Return every line from the records below with the string "PeopleCode".

*** Block opens ***

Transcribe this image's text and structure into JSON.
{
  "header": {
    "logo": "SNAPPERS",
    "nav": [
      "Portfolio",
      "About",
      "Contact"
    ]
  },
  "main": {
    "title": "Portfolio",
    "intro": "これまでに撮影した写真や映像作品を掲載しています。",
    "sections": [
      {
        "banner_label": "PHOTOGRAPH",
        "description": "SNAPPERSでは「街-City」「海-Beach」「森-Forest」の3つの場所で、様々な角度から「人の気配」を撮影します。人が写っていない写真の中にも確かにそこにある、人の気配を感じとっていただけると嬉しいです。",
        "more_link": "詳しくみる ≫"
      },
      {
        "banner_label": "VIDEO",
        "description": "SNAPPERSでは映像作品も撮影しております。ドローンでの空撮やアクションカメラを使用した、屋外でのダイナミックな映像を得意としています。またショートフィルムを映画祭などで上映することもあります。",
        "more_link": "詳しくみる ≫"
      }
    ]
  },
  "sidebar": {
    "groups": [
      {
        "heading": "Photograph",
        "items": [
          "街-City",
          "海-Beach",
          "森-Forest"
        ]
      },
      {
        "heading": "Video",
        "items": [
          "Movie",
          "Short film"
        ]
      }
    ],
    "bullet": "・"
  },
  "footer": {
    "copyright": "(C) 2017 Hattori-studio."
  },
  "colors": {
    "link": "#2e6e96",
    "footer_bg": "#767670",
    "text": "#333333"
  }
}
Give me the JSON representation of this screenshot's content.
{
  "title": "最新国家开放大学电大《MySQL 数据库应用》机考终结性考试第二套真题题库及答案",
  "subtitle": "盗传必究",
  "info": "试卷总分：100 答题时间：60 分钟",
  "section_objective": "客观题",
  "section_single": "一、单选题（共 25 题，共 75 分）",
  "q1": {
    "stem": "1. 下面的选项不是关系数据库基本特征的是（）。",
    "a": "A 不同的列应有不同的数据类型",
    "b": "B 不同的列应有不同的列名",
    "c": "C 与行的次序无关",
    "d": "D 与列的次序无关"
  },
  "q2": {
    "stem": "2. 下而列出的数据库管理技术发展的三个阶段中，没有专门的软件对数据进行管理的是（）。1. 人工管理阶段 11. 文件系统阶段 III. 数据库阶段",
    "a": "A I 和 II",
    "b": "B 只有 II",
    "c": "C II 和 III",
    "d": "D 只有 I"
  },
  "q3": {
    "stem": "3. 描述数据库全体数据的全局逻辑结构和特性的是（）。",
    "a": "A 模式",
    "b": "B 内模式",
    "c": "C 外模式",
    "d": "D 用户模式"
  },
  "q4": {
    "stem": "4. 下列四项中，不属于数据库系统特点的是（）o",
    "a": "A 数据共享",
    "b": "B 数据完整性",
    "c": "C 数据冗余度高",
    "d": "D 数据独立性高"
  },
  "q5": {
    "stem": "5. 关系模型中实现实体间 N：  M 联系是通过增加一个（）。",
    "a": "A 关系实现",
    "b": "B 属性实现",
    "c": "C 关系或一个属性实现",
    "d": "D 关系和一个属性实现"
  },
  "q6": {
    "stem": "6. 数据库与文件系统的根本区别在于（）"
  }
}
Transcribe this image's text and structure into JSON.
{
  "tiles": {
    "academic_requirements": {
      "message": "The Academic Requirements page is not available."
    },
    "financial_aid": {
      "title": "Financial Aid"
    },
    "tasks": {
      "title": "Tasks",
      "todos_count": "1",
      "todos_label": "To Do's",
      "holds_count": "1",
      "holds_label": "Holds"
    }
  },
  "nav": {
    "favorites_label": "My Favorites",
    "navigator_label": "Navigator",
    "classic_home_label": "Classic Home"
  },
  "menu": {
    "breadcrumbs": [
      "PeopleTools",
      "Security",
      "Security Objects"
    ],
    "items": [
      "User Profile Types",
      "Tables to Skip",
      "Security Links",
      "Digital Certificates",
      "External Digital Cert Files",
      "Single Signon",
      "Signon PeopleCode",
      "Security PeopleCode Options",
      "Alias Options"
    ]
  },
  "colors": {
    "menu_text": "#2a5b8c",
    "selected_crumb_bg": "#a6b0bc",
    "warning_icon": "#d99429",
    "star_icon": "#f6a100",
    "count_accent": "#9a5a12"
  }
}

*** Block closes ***

**OUTPUT OF THE TASK:**
      "Signon PeopleCode",
      "Security PeopleCode Options",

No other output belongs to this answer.